Thankfully, Defence has not been out of the front pages this week.
Today comes the report of the Defence Select Committee, whose Chairman, James Abuthnot MP, said that the Committee was ‘worried the process was money-driven and not taking time to assess the threats to the UK’ which was ‘potentially detrimental to the defence of the country’. Concerningly, the Committee talked of an over-hasty, Treasury driven Defence and Security Review with a ‘lack of consultation with the public’ and defence contractors that was likely to lead to ‘serious mistakes’ being made.
On Monday (13.9.2010) news that the Obama Administration has recognised the dangerous signs from the Coalition that they are about to embark on catastrophic cuts in Defence spending on top of the damage done over 13 years of Blair and Brown (as I argued last week). The Daily Telegraph reports that:
‘It is understood that a senior American official recently called the MoD to discuss “concerns” about the prospect of an even greater spending gap.
‘Michele Flournoy, the under-secretary for policy at the Pentagon, telephoned Tom McKane, the MoD’s strategy director, to raise the issue. “The Americans are sympathetic, but it’s fair to say they have some fairly serious concerns about where we will end up,” said a Whitehall source.
‘Robert Gates, the US defence secretary, has also discussed the coming cuts with Dr Fox. It is understood that he has told the Defence Secretary that the US believes it is vital that Britain retains its nuclear deterrent and its extensive intelligence-gathering operations.’
The irony is that this comes from an Administration that has itself been attacked for following the ‘British example’ through proposing cuts in Defence spending. Dr Theodore Bromund’s description of the British experience is succinct and cutting:
‘The experience of these wars did not persuade the government that its policy was fundamentally misconceived; instead, it continued to emphasize efficiencies and to dribble out increases to fight the public relations fire of the day. It never treated defense as a serious issue requiring sustained, careful investment at a level that would not damage the nation’s economy, but also at one sufficient to sustain and train the forces of today while procuring for the force of tomorrow.
‘The results of this experiment did not justify the government’s policy. It turned out that it was extremely difficult to secure efficiencies in defense procurement, so while the cuts in defense spending were real, they were not compensated for by efficiency gains. Instead, the cuts forced delays in programs, increasing their overall cost while simultaneously piling up a procurement gap as the military of today consumed the funds that should have built the military of tomorrow.

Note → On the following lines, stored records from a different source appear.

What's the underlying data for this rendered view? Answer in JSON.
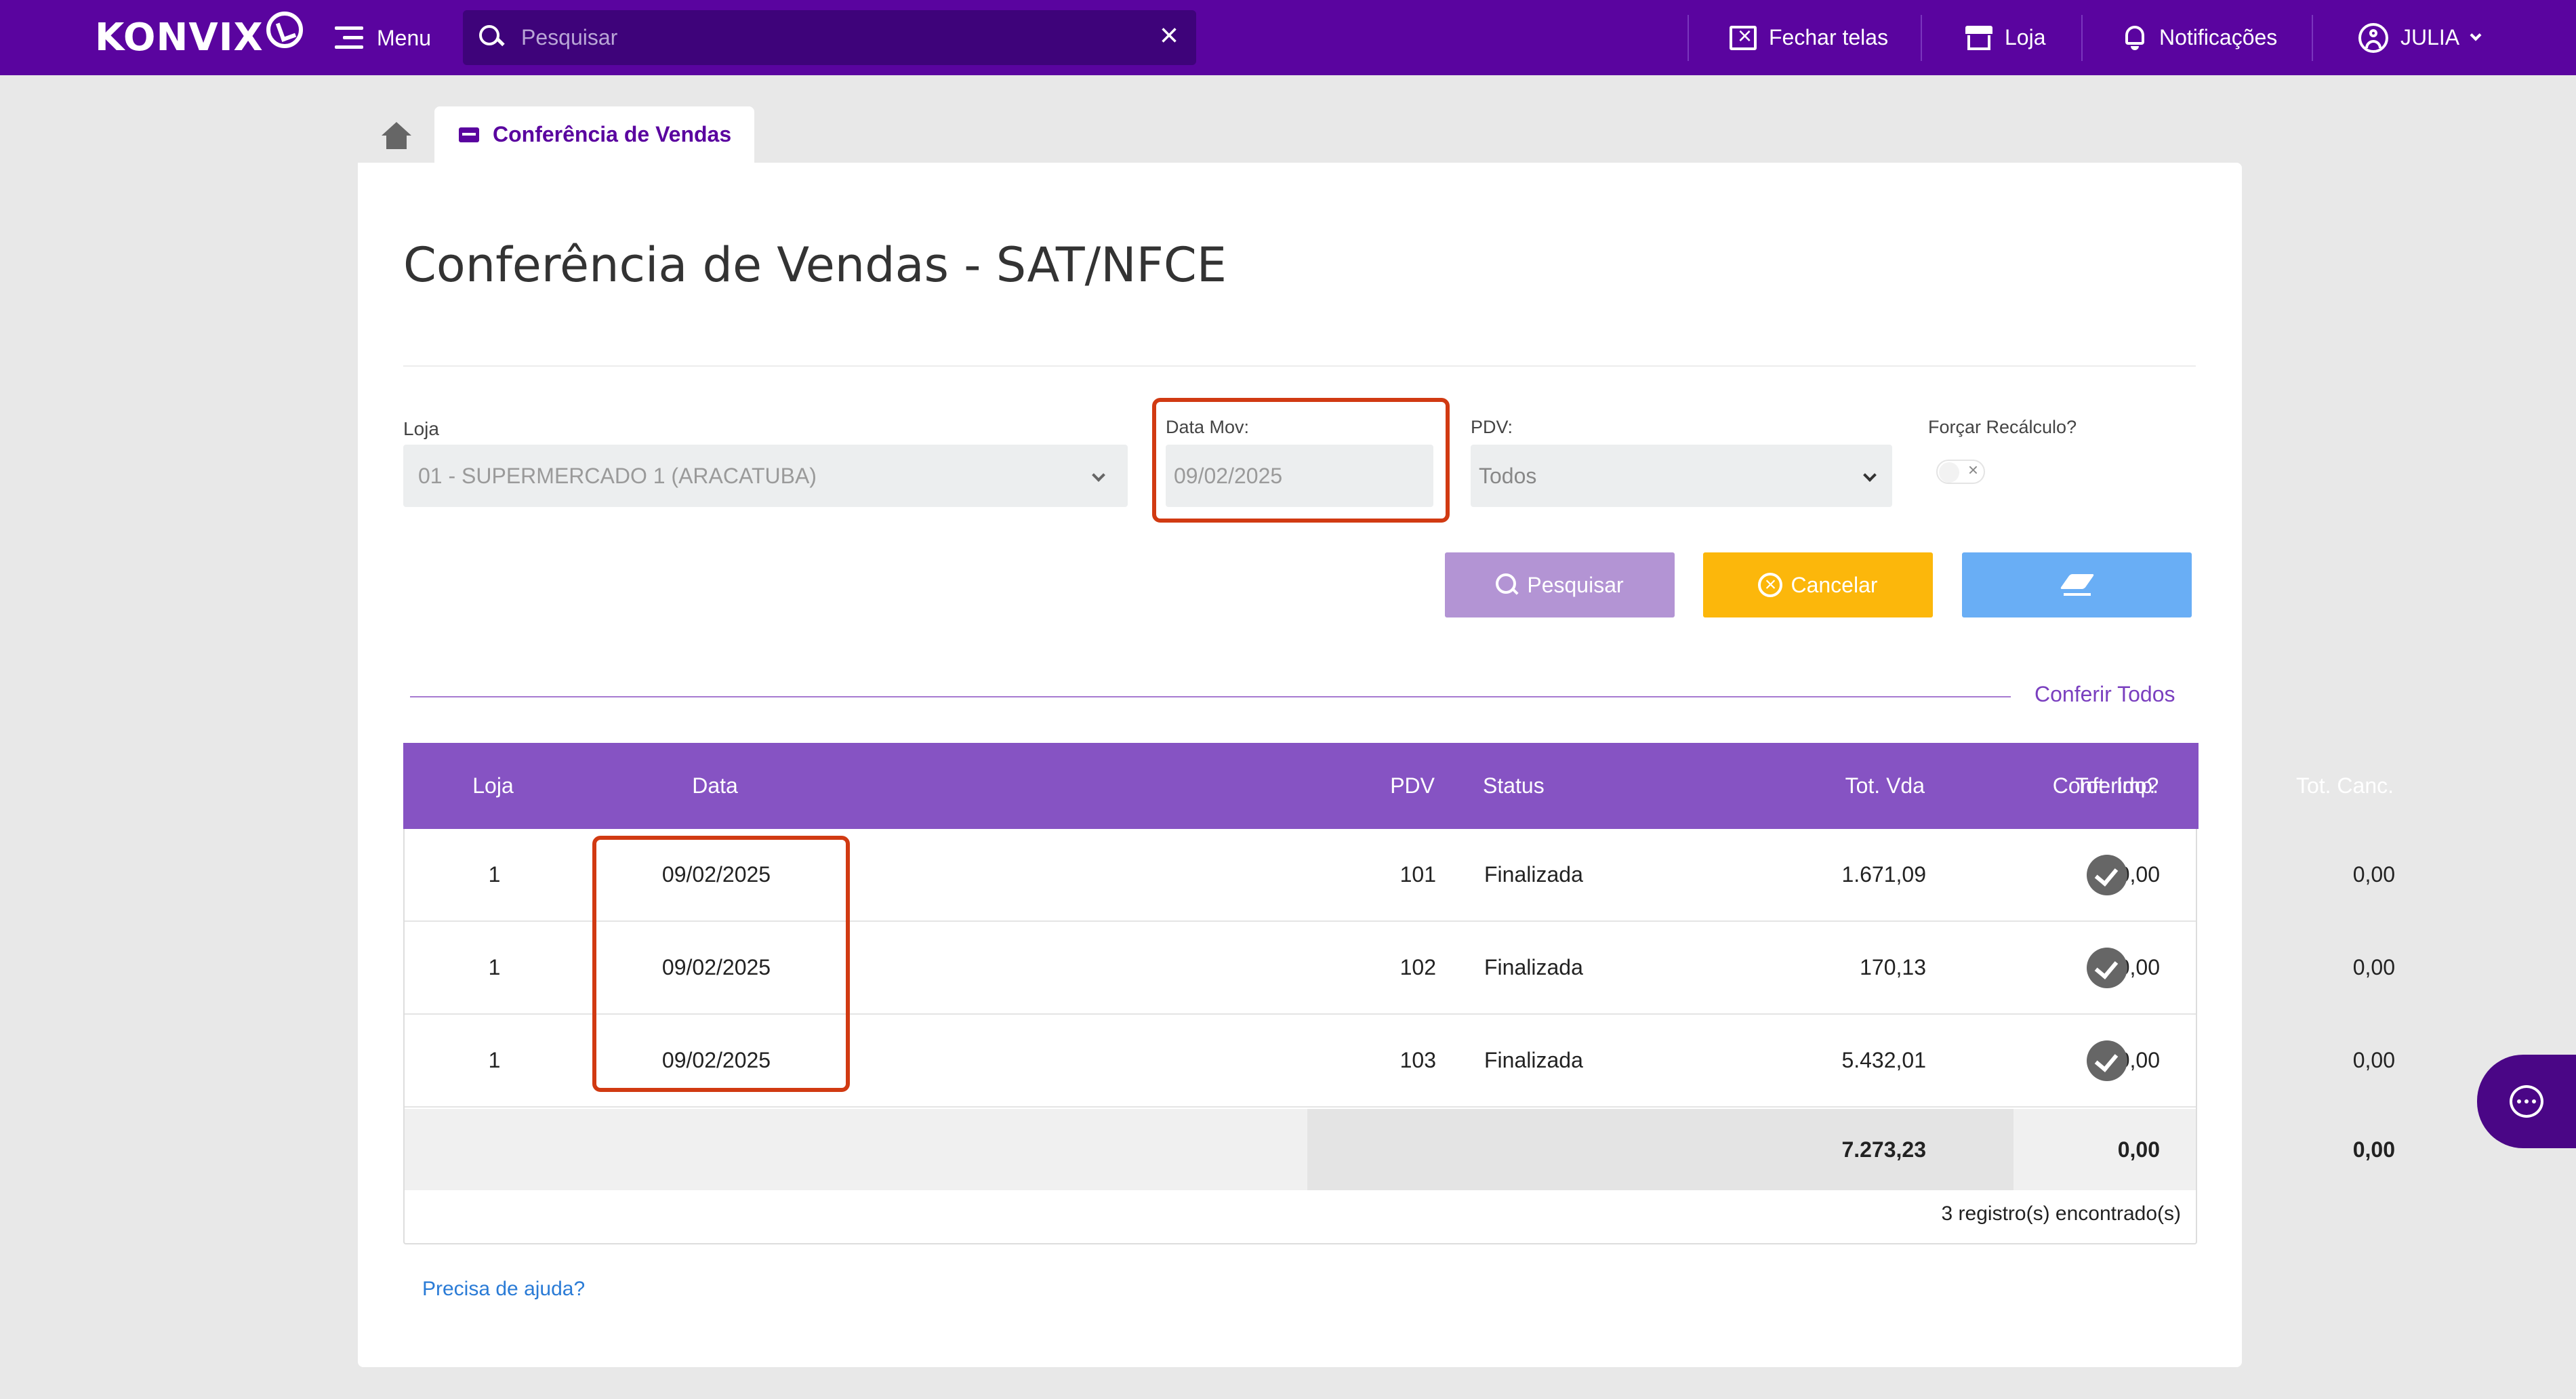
{
  "topbar": {
    "brand": "KONVIX",
    "menu_label": "Menu",
    "search_placeholder": "Pesquisar",
    "search_value": "",
    "nav": {
      "close_screens": "Fechar telas",
      "store": "Loja",
      "notifications": "Notificações",
      "user": "JULIA"
    }
  },
  "tabs": {
    "active": "Conferência de Vendas"
  },
  "page": {
    "title": "Conferência de Vendas - SAT/NFCE"
  },
  "filters": {
    "store_label": "Loja",
    "store_value": "01 - SUPERMERCADO 1 (ARACATUBA)",
    "date_label": "Data Mov:",
    "date_value": "09/02/2025",
    "pdv_label": "PDV:",
    "pdv_value": "Todos",
    "force_label": "Forçar Recálculo?",
    "force_value": false
  },
  "buttons": {
    "search": "Pesquisar",
    "cancel": "Cancelar"
  },
  "section": {
    "check_all": "Conferir Todos"
  },
  "table": {
    "headers": [
      "Loja",
      "Data",
      "PDV",
      "Status",
      "Tot. Vda",
      "Tot. Imp.",
      "Tot. Canc.",
      "Conferido?"
    ],
    "rows": [
      {
        "loja": "1",
        "data": "09/02/2025",
        "pdv": "101",
        "status": "Finalizada",
        "tot_vda": "1.671,09",
        "tot_imp": "0,00",
        "tot_canc": "0,00",
        "conferido": true
      },
      {
        "loja": "1",
        "data": "09/02/2025",
        "pdv": "102",
        "status": "Finalizada",
        "tot_vda": "170,13",
        "tot_imp": "0,00",
        "tot_canc": "0,00",
        "conferido": true
      },
      {
        "loja": "1",
        "data": "09/02/2025",
        "pdv": "103",
        "status": "Finalizada",
        "tot_vda": "5.432,01",
        "tot_imp": "0,00",
        "tot_canc": "0,00",
        "conferido": true
      }
    ],
    "totals": {
      "tot_vda": "7.273,23",
      "tot_imp": "0,00",
      "tot_canc": "0,00"
    },
    "record_count": "3 registro(s) encontrado(s)"
  },
  "footer": {
    "help": "Precisa de ajuda?"
  },
  "colors": {
    "topbar": "#5a049f",
    "table_header": "#8653c3",
    "highlight": "#d13a12",
    "btn_search": "#b394d4",
    "btn_cancel": "#fcb70b",
    "btn_clear": "#69aef5"
  }
}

‘As a result, by October 2009, the Ministry of Defense [sic] estimated its total procurement shortfall through 2038–39 at between £35 billion and £100 billion. This did not stop the government from taking credit for increasing defense spending after 2004, even though these increases did not close the growing gap between planned and required spending.’
It might have been hoped that the Defence Secretary would be using these reports, the papers that have been published, the abundent evidence of the damage done to the national interest by cuts on top of a funding gap of at least £21 billion (over 10 years) and the concerns of our principle ally to fight the Treasury tooth and nail. Sadly, the evidence of the Defence Select Committee suggests otherwise. The question is, when will the Conservative Party realise the danger to our country’s long term interests and revive, one hundred years later, the 21st century equivalent of its old cry “We want eight and we won’t wait”?
I was on The World Tonight on 5th October, speaking about the Defence cuts during the Conservative Party Conference (in the introduction to the programme and at around 22 minutes in).